[App and web page records]
━━━━━━━━

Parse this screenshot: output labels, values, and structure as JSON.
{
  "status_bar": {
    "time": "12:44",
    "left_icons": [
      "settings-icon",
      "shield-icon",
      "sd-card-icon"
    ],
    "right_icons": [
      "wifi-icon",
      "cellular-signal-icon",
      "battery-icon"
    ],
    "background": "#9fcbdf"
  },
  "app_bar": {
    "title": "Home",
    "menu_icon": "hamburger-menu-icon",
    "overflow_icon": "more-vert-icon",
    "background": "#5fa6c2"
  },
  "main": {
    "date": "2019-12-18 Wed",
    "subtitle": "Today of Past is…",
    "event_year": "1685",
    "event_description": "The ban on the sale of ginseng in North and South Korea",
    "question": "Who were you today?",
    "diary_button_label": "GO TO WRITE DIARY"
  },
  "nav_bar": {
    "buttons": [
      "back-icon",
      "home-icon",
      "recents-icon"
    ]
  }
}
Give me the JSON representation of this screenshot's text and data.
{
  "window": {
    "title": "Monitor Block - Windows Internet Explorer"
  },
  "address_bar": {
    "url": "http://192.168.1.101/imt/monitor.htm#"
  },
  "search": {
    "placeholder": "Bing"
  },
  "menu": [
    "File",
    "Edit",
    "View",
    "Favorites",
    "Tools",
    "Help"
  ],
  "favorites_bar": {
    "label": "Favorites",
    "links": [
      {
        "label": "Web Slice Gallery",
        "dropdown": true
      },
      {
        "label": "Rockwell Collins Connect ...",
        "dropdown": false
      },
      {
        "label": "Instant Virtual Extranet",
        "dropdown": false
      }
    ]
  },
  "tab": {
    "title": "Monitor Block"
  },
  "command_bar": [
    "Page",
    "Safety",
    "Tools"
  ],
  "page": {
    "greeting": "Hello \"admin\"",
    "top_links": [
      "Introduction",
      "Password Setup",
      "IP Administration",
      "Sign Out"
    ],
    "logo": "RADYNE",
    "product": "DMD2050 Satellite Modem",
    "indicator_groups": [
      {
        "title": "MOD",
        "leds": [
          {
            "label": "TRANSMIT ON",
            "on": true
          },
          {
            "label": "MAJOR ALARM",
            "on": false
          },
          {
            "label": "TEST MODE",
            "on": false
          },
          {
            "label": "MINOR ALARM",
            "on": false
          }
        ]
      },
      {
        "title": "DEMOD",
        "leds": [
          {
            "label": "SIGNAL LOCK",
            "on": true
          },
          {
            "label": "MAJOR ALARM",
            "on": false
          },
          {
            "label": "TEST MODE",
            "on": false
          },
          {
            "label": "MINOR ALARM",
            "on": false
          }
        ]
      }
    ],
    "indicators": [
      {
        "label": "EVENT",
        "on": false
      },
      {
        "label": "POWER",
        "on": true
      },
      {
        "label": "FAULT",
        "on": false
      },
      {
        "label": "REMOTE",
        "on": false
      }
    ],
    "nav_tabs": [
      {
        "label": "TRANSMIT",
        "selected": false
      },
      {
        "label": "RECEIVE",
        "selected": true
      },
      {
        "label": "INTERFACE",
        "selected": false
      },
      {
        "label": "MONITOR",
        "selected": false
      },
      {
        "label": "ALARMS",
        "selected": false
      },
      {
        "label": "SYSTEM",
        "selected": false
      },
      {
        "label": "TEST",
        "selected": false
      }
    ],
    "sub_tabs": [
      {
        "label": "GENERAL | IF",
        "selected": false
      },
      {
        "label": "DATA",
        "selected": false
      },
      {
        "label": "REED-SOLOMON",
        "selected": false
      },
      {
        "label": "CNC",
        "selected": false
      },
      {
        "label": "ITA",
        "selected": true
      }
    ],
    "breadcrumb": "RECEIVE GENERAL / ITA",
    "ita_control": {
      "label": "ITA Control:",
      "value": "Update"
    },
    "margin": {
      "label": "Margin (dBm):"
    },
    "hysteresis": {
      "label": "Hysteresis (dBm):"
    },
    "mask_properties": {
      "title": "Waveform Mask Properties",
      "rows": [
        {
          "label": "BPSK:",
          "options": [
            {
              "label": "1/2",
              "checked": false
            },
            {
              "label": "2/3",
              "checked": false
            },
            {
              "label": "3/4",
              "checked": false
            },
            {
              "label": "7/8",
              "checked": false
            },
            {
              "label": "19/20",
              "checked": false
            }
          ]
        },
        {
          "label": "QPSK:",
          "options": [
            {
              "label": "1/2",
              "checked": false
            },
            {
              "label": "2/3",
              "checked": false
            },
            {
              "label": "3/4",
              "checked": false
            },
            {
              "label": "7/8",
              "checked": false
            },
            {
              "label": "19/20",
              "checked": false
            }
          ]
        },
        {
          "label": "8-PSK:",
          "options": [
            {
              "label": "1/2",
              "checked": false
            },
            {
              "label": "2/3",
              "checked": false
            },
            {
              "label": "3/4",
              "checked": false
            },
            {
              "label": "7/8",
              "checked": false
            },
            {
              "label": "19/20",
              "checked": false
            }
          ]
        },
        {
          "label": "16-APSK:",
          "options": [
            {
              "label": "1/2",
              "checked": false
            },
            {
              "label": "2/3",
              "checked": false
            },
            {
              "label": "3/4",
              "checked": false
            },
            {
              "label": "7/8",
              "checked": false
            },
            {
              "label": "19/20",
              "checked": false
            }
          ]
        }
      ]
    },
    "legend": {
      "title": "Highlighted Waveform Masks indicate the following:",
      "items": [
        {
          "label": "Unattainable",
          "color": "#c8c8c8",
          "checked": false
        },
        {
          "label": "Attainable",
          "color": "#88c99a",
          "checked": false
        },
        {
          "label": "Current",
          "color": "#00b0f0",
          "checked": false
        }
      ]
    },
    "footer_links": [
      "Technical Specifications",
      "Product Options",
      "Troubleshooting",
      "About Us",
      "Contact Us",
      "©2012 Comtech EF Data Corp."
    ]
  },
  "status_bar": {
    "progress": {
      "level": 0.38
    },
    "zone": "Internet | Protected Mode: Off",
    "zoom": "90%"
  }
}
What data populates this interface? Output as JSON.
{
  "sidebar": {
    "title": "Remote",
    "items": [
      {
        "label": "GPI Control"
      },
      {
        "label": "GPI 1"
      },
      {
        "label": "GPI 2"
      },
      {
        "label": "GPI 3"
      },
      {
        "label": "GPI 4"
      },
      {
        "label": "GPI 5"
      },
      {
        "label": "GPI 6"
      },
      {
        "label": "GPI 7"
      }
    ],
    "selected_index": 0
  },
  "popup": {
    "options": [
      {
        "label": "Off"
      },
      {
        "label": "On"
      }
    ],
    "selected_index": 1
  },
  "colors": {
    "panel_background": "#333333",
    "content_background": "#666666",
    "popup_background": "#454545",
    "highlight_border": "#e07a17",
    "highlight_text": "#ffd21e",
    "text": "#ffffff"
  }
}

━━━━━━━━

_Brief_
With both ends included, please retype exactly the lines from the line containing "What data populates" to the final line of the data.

_Result_
What data populates this interface? Output as JSON.
{
  "sidebar": {
    "title": "Remote",
    "items": [
      {
        "label": "GPI Control"
      },
      {
        "label": "GPI 1"
      },
      {
        "label": "GPI 2"
      },
      {
        "label": "GPI 3"
      },
      {
        "label": "GPI 4"
      },
      {
        "label": "GPI 5"
      },
      {
        "label": "GPI 6"
      },
      {
        "label": "GPI 7"
      }
    ],
    "selected_index": 0
  },
  "popup": {
    "options": [
      {
        "label": "Off"
      },
      {
        "label": "On"
      }
    ],
    "selected_index": 1
  },
  "colors": {
    "panel_background": "#333333",
    "content_background": "#666666",
    "popup_background": "#454545",
    "highlight_border": "#e07a17",
    "highlight_text": "#ffd21e",
    "text": "#ffffff"
  }
}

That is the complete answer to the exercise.